A young lad is nice in a rissole and girls they make delicious stew. My favourite dish is a Sylvia Sandwich, followed by Custard and Sue.A Peter is fine prepared in white wine, with fish and asparagus tips-but what can compare to a choice leg of Claire or Dorothy's fresh fingertips? Now some say it's vicious and hostile to eat little babies at all but once you have tasted their tender young flesh, other meats wont do at all.
I try to behave circumspectly, I never eat orphans or twins. I never touch mites, or lone kids on bikes, or fairies and angels with wings, But young boys go well in a rissole and girls make a delicious stew;and best of all are the babies that crawl, straight up and burble at you.
Share At the Feast of Minutes the Goblins drink blood like milk, sucking on bones like licorice sticks, sucking the juice from kidneys and livers like children eat apples and pears, crunching up knuckles like tasty sherbet lemons.

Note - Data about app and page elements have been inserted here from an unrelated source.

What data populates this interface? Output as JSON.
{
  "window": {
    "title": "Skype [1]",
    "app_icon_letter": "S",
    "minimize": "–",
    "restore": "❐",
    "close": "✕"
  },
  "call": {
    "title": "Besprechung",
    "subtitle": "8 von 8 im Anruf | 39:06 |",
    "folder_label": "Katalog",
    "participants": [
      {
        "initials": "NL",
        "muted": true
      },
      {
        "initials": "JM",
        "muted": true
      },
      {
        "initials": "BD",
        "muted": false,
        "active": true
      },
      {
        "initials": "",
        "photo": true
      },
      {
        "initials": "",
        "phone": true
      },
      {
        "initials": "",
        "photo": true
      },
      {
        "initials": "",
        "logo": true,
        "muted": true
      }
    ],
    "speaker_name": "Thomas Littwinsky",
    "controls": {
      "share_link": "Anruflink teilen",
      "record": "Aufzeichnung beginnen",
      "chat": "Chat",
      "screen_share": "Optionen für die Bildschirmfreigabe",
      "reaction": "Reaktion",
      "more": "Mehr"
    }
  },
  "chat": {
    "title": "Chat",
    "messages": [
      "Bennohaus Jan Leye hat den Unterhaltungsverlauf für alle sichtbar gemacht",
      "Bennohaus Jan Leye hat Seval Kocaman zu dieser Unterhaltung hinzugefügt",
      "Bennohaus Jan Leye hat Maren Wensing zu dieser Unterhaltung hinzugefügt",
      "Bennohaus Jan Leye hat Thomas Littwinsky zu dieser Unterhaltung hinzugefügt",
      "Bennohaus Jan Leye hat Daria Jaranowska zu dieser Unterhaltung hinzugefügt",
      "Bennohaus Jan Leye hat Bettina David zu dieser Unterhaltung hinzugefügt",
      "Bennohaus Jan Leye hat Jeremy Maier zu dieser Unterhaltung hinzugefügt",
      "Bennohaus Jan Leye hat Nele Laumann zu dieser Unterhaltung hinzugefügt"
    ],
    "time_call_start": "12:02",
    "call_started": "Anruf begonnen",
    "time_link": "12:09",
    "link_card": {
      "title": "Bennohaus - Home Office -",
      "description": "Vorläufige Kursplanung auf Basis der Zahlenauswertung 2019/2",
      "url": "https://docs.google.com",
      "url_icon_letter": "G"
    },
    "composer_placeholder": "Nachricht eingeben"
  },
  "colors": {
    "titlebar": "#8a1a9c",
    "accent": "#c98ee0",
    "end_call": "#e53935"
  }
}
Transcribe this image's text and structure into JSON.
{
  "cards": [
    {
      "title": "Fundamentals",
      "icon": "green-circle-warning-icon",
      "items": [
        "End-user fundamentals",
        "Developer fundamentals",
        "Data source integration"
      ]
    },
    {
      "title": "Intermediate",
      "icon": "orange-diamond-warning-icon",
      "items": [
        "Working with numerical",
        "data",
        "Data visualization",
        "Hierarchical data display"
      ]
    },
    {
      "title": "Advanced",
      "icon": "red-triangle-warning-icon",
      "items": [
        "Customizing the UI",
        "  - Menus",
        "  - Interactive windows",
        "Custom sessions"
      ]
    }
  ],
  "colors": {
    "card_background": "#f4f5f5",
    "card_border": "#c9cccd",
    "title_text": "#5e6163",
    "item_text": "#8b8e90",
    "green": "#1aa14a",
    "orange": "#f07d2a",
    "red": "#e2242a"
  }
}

At the Feast of Hours the Goblins dip their spoons into lovely human brains, slurping and smacking their leathery lips, savouring tendons like spears of asparagus, lingering over par-boiled ligaments like hoops of delicious spaghetti, munching pickled eyes like crispy cod-balls in batter.
At the Feast of Days the Goblins chew thoughtfully on braised and toasted hearts, savouring tongues dipped in honey, burping and picking their teeth with their fingernails of elegant young d'butantes.
At the Feast of Years the Goblins pick languidly at the glazed and sugared babies, popping their little skulls like the shells of roasted chestnuts, rolling their tiny hands and feet around in their mouths from cheek to cheek, regaling each other with witty after-dinner repartee and rubbing their swollen bellies with pleasure.
At the Feast of Lives, the Goblins groan and yawn, and one by one, nod off to sleep, to dream their Goblin dreams.